The EU has a strong legal framework for the licensing, manufacturing and distribution of medicines. The new rules Abacus referred to are an amendment of the directive from 2001, namely the Falsified Medicine Directive (Directive 2011/62/EU), that has applied since January 2, 2013.
This Directive introduced harmonised European measures to fight medicine falsifications and ensure that medicines are safe and that the trade in medicines is rigorously controlled.
Measures include: i) obligatory safety—a unique identifier and an anti-tampering device—on the outer packaging of medicines; ii) a common, EU-wide logo to identify legal online pharmacies; iii) tougher rules on import of active pharmaceutical ingredients; and iv) strengthened record-keeping requirements for wholesale distributors.
It requires that a unique identifier must be encoded in a two-dimensional barcode printed on each unit of sale package which is to contain: i) product code; ii) randomised serial number; iii) expiration date; iv) batch or lot number; and v) national health reimbursement number, if required. There must also be a tamper-evident device.
The Patent and Market Court considered that the new rules on security seals could not be interpreted in the way the parallel importer Abacus Medicine claimed and considered that they had not made it probable that repackaging was required to gain access to the Swedish market.
Against this background, the Patent and Market Court considered that there were probable grounds for infringement or preparation for infringement, and prohibited Abacus Medicine, interim, by a fine of SEK 1,000,000 ($105,500) from importing into Sweden and stocking, marketing or selling certain repackaged medicines in Sweden bearing certain EU-specific trademarks.
Abacus Medicine appealed to the Patent and Market Court of Appeal (PMÖD), which made its decision on August 29, 2019 (Case No. PMÖ 8760-19).
The PMÖD noted that in order to accept the interim fine, there must be probable grounds for a trademark infringement, or preparation for infringement, and that it can reasonably be feared that by continuing the infringement, the value of the exclusive right to the trademark can be reasonably feared.
PMÖD referred to the principle of regional consumption of the rights attached to the trademarks, meaning that the exclusive right is consumed after a product has been placed under the relevant trademark on the European Economic Area market (Regulation [EU] 2017/1001), however, according to article 15 (2) of the Regulation, the trademark owner may have a reasonable basis for opposing the continued marketing of goods even after the goods have been placed on the market.
The Court of Justice of the European Union has stated that the principle of regional consumption does not give an importer any right to repackage or re-label an imported product, but only to retain the trademark on the packaging.
PMÖD further noted, however, that under certain conditions, goods are subject to an exception which gives an importer the right to change the marking or to replace the packaging before placing a product on the market in the importing country.
PMÖD concluded that Abacus had made it probable that it was objectively necessary to repackage the drugs in order to gain access to the Swedish market, following the Falsified Medicine Directive.
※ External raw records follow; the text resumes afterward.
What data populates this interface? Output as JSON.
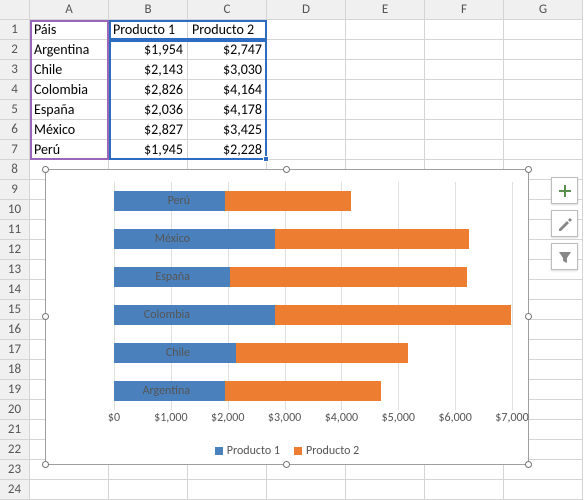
{
  "columns": [
    "A",
    "B",
    "C",
    "D",
    "E",
    "F",
    "G"
  ],
  "rows_count": 24,
  "table": {
    "header": {
      "A": "Páis",
      "B": "Producto 1",
      "C": "Producto 2"
    },
    "data": [
      {
        "A": "Argentina",
        "B": "$1,954",
        "C": "$2,747"
      },
      {
        "A": "Chile",
        "B": "$2,143",
        "C": "$3,030"
      },
      {
        "A": "Colombia",
        "B": "$2,826",
        "C": "$4,164"
      },
      {
        "A": "España",
        "B": "$2,036",
        "C": "$4,178"
      },
      {
        "A": "México",
        "B": "$2,827",
        "C": "$3,425"
      },
      {
        "A": "Perú",
        "B": "$1,945",
        "C": "$2,228"
      }
    ]
  },
  "chart_data": {
    "type": "bar",
    "orientation": "horizontal",
    "stacked": true,
    "categories": [
      "Perú",
      "México",
      "España",
      "Colombia",
      "Chile",
      "Argentina"
    ],
    "series": [
      {
        "name": "Producto 1",
        "color": "#4a81bd",
        "values": [
          1945,
          2827,
          2036,
          2826,
          2143,
          1954
        ]
      },
      {
        "name": "Producto 2",
        "color": "#ed7d31",
        "values": [
          2228,
          3425,
          4178,
          4164,
          3030,
          2747
        ]
      }
    ],
    "xlim": [
      0,
      7000
    ],
    "xticks": [
      "$0",
      "$1,000",
      "$2,000",
      "$3,000",
      "$4,000",
      "$5,000",
      "$6,000",
      "$7,000"
    ],
    "xlabel": "",
    "ylabel": ""
  },
  "side_buttons": {
    "add": "+",
    "style": "",
    "filter": ""
  }
}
In such circumstances, there are no probable reasons for trademark infringement, or preparation for such infringement, having occurred and the application for a prohibition on fines cannot be upheld.
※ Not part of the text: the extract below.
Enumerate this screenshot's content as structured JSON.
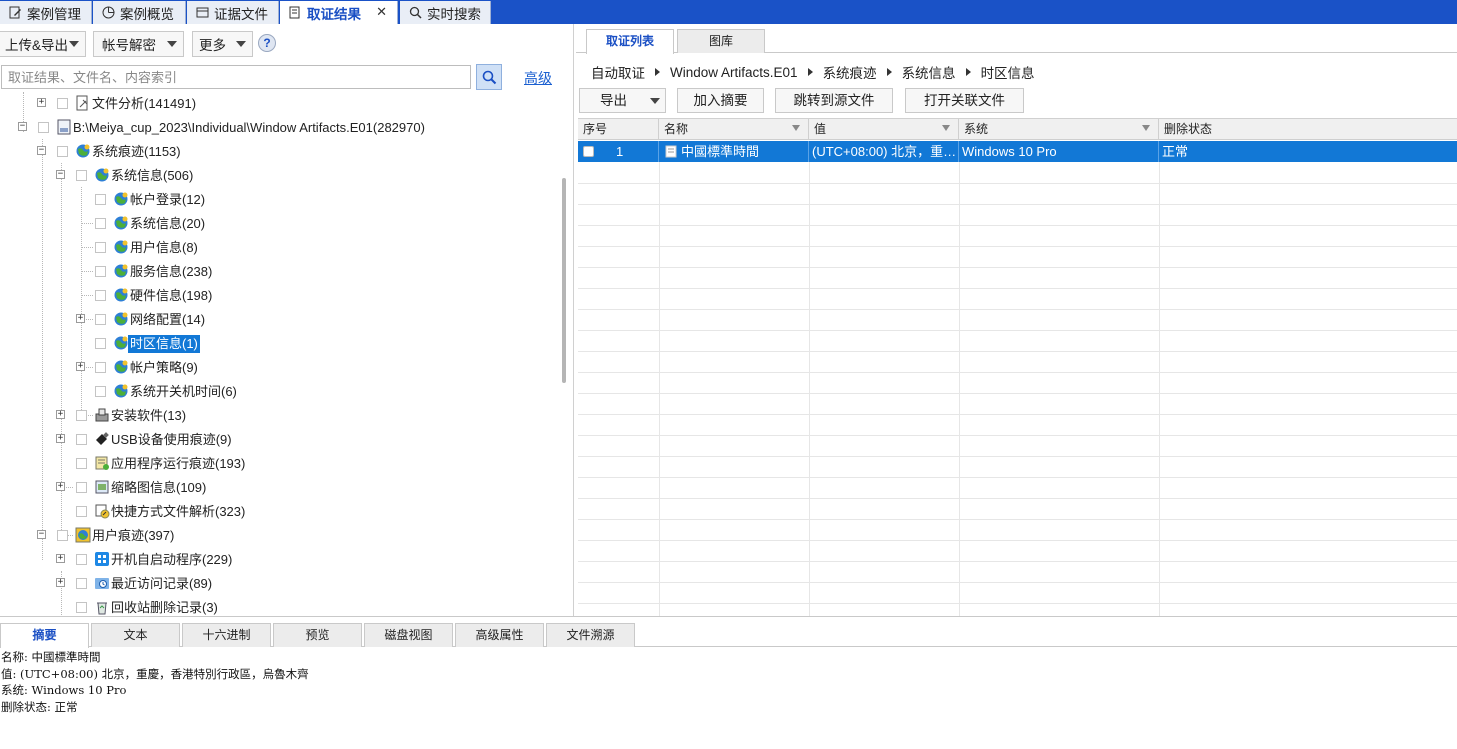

The decision of the Patent and Market Court was therefore set aside.
“Under certain conditions, goods are subject to an exception which gives an importer the right to change the marking or to replace the packaging.”
Petter Rindforth is managing partner at Fenix Legal. He can be contacted at: firstname.lastname@example.org
Fenix Legal, Swedish Patent and Market Court of Appeal, trademark infringement, Novartis, EMA, drugs, licensing, PMÖD, CJEU, packaging, EU trademarks